As an action game, Roswell Conspiracies is rather basic, but the plot is certainly fanciful enough to appeal to less discerning consumers.
Based on the BKN cartoon series, Red Storm's Roswell Conspiracies: Aliens, Myths & Legends places you in the role of Nick Logan, ace alien hunter. Dastardly aliens plan to use popular Earth legends, such as vampires and werewolves, to terrorize humanity and ultimately take over the world. As an operative for the multinational Global Alliance, it's up to you to travel to five worldly locales, snag some feisty weapons, and thwart the impending invasion. As an action game, Roswell Conspiracies is rather basic, but the plot is certainly fanciful enough to appeal to less discerning consumers.
In a nutshell, the Roswell Conspiracies is a mission-based action shooting game. There are over 20 levels in all, each presented in a top-down perspective. For each of the game's five locations, you'll spend two levels hunting down aliens and their technology, two more levels transporting hostages back to base, and another level fighting a boss who's tracked you back to GA Headquarters. Ignoring for a moment that it is impossible to drive from Roswell, NM, to Ireland, Roswell Conspiracies tries passionately to add a sense of location and intrigue to the gameplay.
Unfortunately, rather than go all-out and deliver a wide array of aliens, environments, and bosses, the brunt of the intrigue in Roswell Conspiracies is plot-driven. Each area has different goals, but they all boil down to the same tasks: capture aliens, capture items, and return to base. Although each area is colored differently, there's nothing that really sets apart the shacks in Ireland from the hotels in New Orleans. The enemies come in a variety of flavors, such as blue banshees or purple zombies, but they act similarly regardless of location. Despite being made up of cookie-cutter sprites and repeating tiles, the game's animation is fluid, and some monotony is eliminated thanks to the presence of a number of hand-drawn cutscenes.
The greatest flaw in Roswell Conspiracies is how terribly repetitious the action is. When not collecting artifacts or racing away from UFOs, you're walking the beat and hunting down aliens. In theory, you're supposed to use your alien detector to uncover disguised aliens and engage them in gun battles. In practice, you're zapping the same innocent-bystander sprite every five seconds. Once you actually root out an alien, the creature will wander around at an angle trying to bump into you or hit you with an energy weapon. At the same time, you're shooting it madly with small-arms fire. After enough shots, the enemy will petrify and you can imprison it with your capture device.
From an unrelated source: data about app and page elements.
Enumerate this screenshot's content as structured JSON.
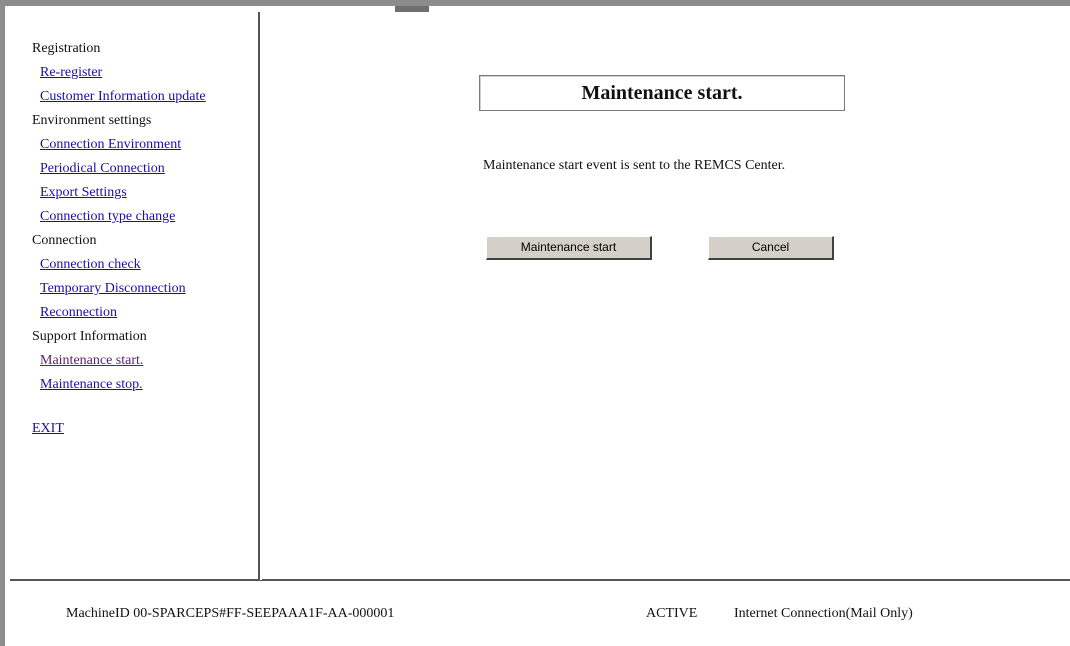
{
  "sidebar": {
    "sections": [
      {
        "title": "Registration",
        "links": [
          "Re-register",
          "Customer Information update"
        ]
      },
      {
        "title": "Environment settings",
        "links": [
          "Connection Environment",
          "Periodical Connection",
          "Export Settings",
          "Connection type change"
        ]
      },
      {
        "title": "Connection",
        "links": [
          "Connection check",
          "Temporary Disconnection",
          "Reconnection"
        ]
      },
      {
        "title": "Support Information",
        "links": [
          "Maintenance start.",
          "Maintenance stop."
        ]
      }
    ],
    "exit_label": "EXIT"
  },
  "main": {
    "title": "Maintenance start.",
    "message": "Maintenance start event is sent to the REMCS Center.",
    "start_button_label": "Maintenance start",
    "cancel_button_label": "Cancel"
  },
  "footer": {
    "machine_id": "MachineID 00-SPARCEPS#FF-SEEPAAA1F-AA-000001",
    "status": "ACTIVE",
    "connection": "Internet Connection(Mail Only)"
  },
  "colors": {
    "link": "#1a0dab",
    "visited_link": "#5a1f6e",
    "button_face": "#d4d0c8",
    "frame_border": "#8c8c8c"
  }
}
Repeat the above pattern eight to 20 times per level, and that's the gist of Roswell Conspiracies.
The only variables that change between missions are the weapons you carry and the statistics indicators you need to manage. You begin the game equipped with a weak pistol, but you can later upgrade to such fun things as a flamethrower or a plasma gun. At the same time, you need to make sure to keep human casualties to a minimum and your own stamina high. If your life hits zero or the loss of human life reaches 100 percent, the game ends. The aliens become stronger as you progress, and some levels have more bystanders than others, giving Roswell Conspiracies a smoothly increasing rate of challenge.
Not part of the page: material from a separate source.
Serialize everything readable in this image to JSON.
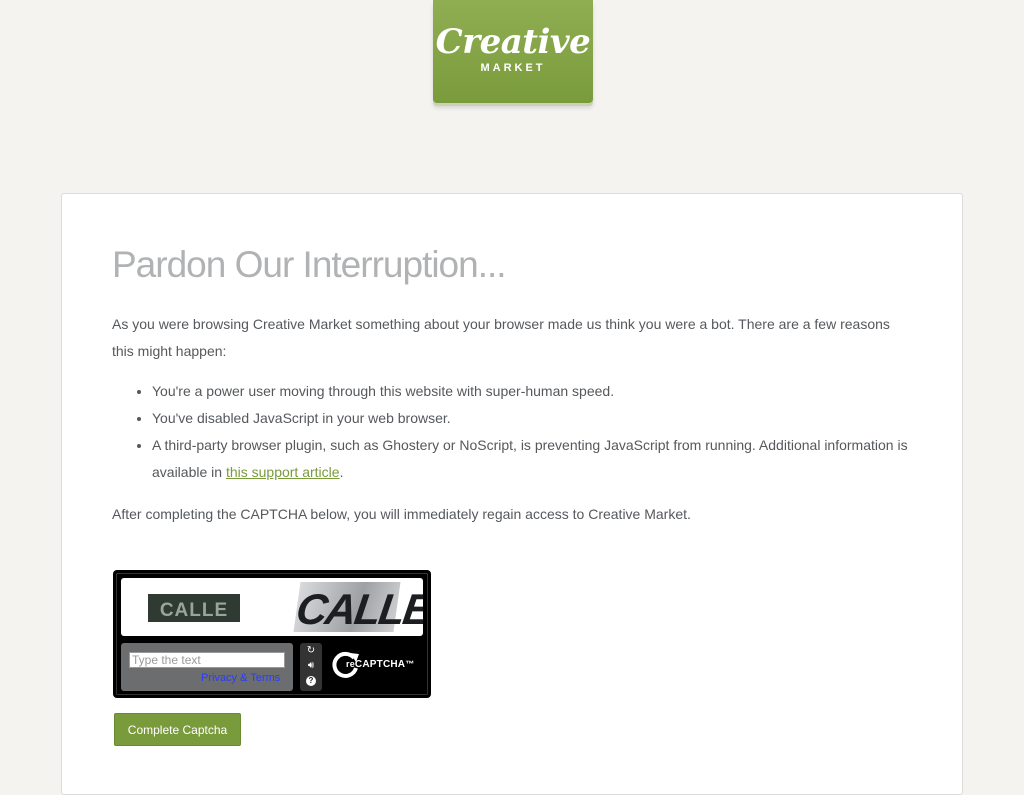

Fans of the series or younger players may delight in the simplicity that Roswell Conspiracies offers. Furthermore, while jaded action fans will find little satisfaction from the game's constantly rehashed locales, sprites, and missions, there is an undeniable level of polish that would make it a great title for less-experienced players or fans of plot-heavy games.